→ Records provided
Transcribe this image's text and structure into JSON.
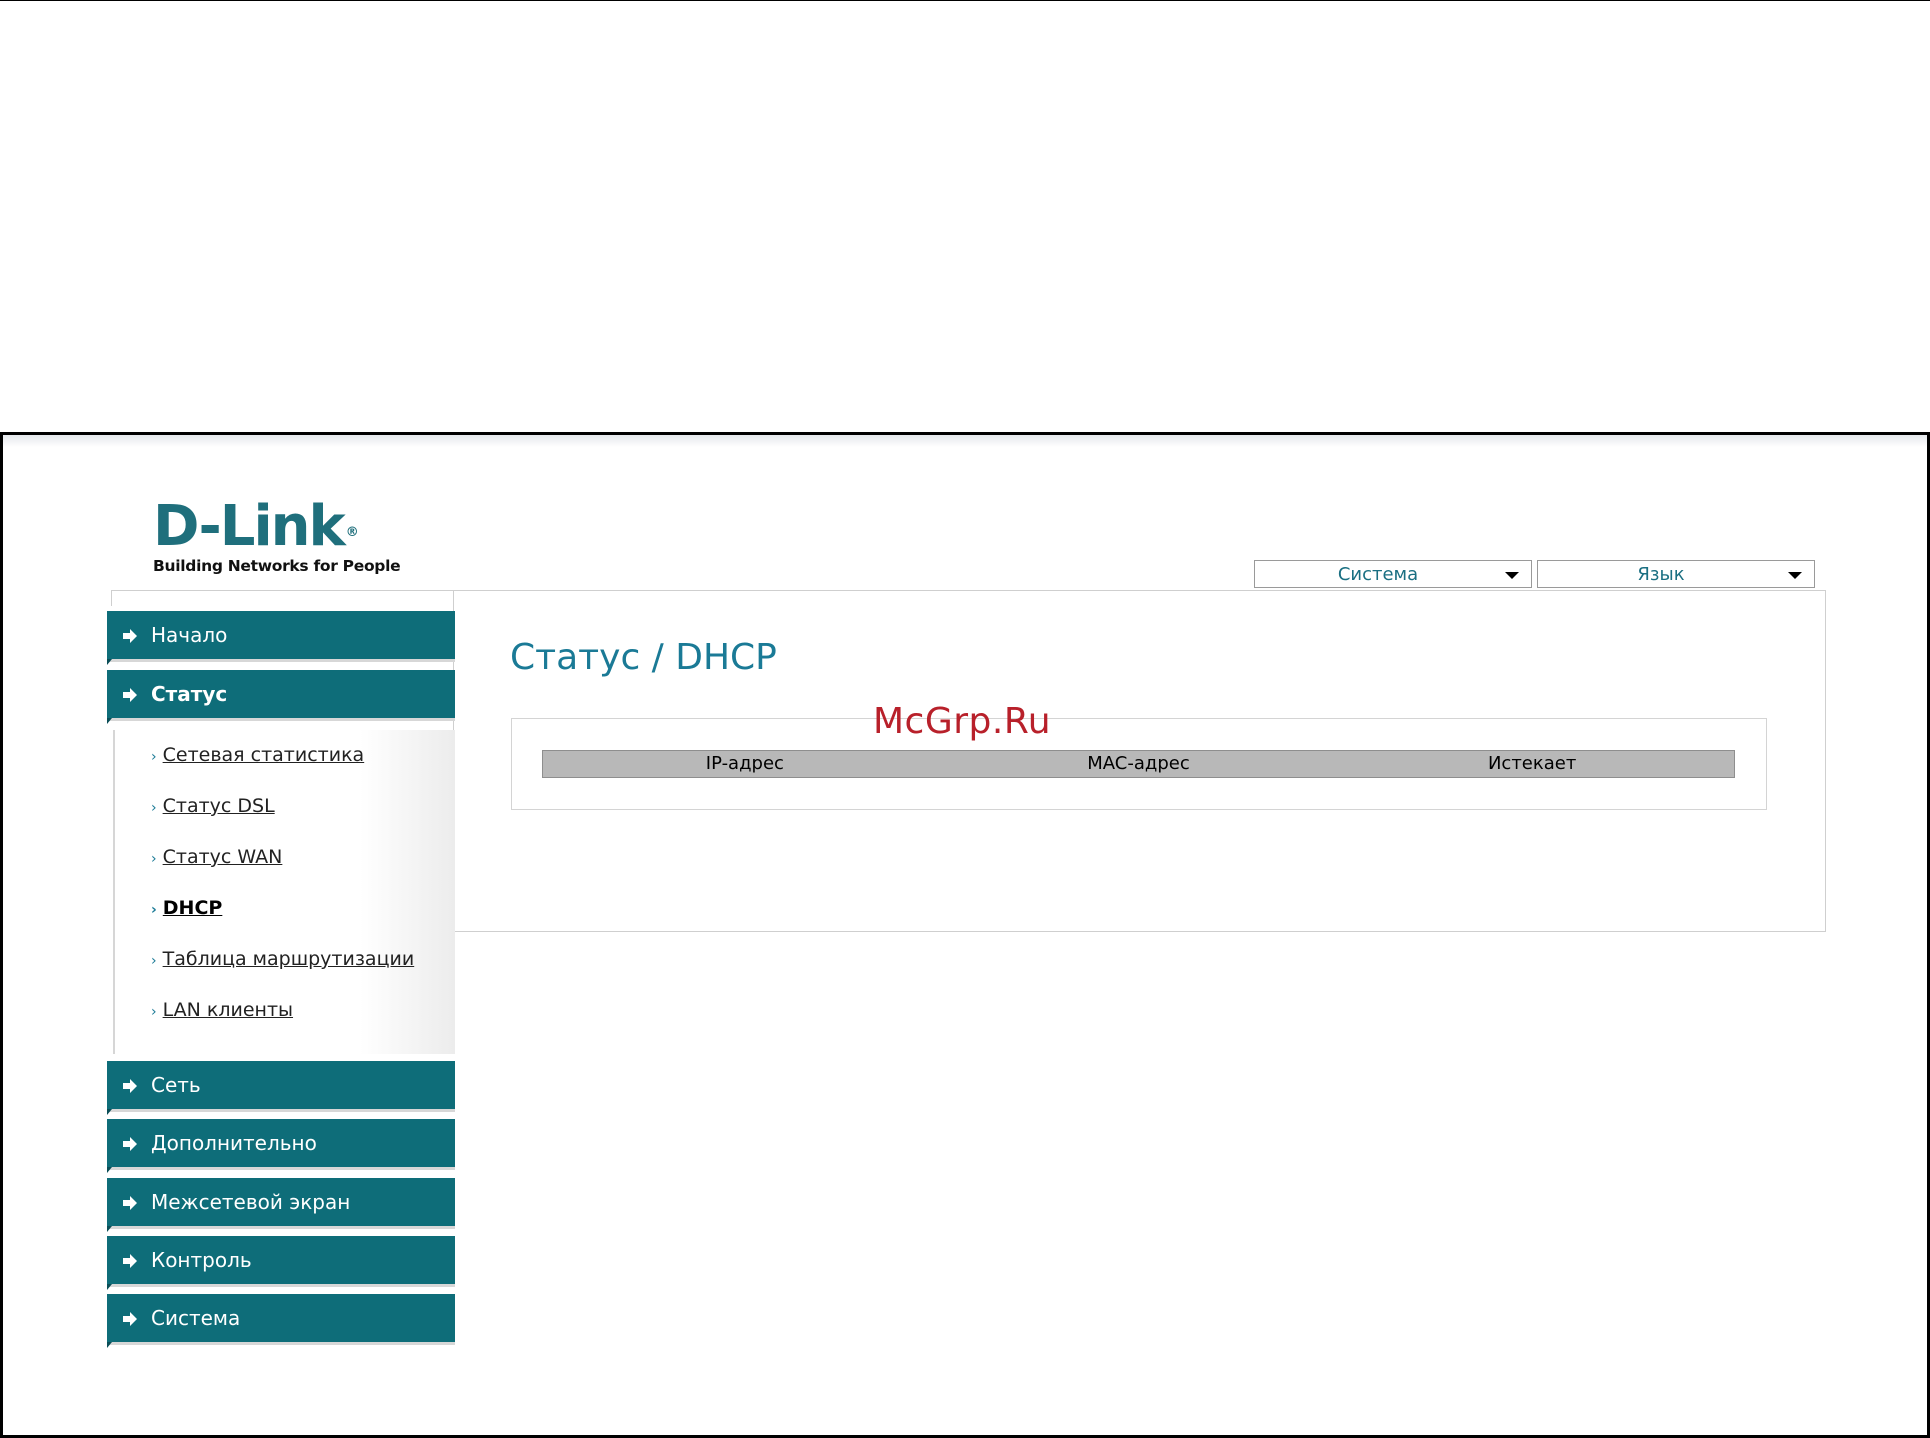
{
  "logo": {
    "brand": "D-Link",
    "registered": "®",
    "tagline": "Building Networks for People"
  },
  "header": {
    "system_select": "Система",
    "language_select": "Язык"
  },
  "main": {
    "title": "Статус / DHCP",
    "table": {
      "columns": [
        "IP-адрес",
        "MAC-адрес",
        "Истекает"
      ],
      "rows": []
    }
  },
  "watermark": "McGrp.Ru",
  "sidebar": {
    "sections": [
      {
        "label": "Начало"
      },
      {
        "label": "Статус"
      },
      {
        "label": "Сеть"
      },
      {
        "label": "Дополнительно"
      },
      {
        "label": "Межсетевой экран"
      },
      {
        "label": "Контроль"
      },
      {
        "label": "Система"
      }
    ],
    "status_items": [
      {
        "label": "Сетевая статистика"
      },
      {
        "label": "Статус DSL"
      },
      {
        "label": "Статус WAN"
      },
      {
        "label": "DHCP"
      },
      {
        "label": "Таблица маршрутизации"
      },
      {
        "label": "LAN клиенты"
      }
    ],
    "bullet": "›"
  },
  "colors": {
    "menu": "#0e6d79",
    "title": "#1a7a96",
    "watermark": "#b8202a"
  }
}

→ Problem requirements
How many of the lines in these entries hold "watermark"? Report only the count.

→ Response
2